### Problem details
Each line of the listing must be set down exactly as it stands.

### Provided records
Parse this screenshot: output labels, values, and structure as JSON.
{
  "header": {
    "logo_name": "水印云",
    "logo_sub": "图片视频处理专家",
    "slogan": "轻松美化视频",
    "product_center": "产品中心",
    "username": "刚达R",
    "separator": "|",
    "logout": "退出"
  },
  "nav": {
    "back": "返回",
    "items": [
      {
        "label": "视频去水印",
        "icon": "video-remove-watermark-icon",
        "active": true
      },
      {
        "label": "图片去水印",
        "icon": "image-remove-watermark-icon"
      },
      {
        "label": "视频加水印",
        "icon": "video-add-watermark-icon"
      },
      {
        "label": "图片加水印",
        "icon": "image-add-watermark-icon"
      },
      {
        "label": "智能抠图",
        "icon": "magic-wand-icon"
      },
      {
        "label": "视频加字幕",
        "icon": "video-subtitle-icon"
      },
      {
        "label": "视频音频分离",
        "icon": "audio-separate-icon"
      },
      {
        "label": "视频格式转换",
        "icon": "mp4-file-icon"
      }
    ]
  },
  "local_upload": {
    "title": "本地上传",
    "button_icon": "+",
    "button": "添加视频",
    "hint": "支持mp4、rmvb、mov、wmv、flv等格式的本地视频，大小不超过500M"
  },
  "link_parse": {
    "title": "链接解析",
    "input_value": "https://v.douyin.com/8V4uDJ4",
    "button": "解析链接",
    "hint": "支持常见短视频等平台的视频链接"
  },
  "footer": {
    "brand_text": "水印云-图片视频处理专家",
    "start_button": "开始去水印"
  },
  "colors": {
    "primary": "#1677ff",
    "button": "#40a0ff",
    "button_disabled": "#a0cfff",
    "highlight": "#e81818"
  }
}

### Finished task
Parse this screenshot: output labels, values, and structure as JSON.
{
  "header": {
    "logo_name": "水印云",
    "logo_sub": "图片视频处理专家",
    "slogan": "轻松美化视频",
    "product_center": "产品中心",
    "username": "刚达R",
    "separator": "|",
    "logout": "退出"
  },
  "nav": {
    "back": "返回",
    "items": [
      {
        "label": "视频去水印",
        "icon": "video-remove-watermark-icon",
        "active": true
      },
      {
        "label": "图片去水印",
        "icon": "image-remove-watermark-icon"
      },
      {
        "label": "视频加水印",
        "icon": "video-add-watermark-icon"
      },
      {
        "label": "图片加水印",
        "icon": "image-add-watermark-icon"
      },
      {
        "label": "智能抠图",
        "icon": "magic-wand-icon"
      },
      {
        "label": "视频加字幕",
        "icon": "video-subtitle-icon"
      },
      {
        "label": "视频音频分离",
        "icon": "audio-separate-icon"
      },
      {
        "label": "视频格式转换",
        "icon": "mp4-file-icon"
      }
    ]
  },
  "local_upload": {
    "title": "本地上传",
    "button_icon": "+",
    "button": "添加视频",
    "hint": "支持mp4、rmvb、mov、wmv、flv等格式的本地视频，大小不超过500M"
  },
  "link_parse": {
    "title": "链接解析",
    "input_value": "https://v.douyin.com/8V4uDJ4",
    "button": "解析链接",
    "hint": "支持常见短视频等平台的视频链接"
  },
  "footer": {
    "brand_text": "水印云-图片视频处理专家",
    "start_button": "开始去水印"
  },
  "colors": {
    "primary": "#1677ff",
    "button": "#40a0ff",
    "button_disabled": "#a0cfff",
    "highlight": "#e81818"
  }
}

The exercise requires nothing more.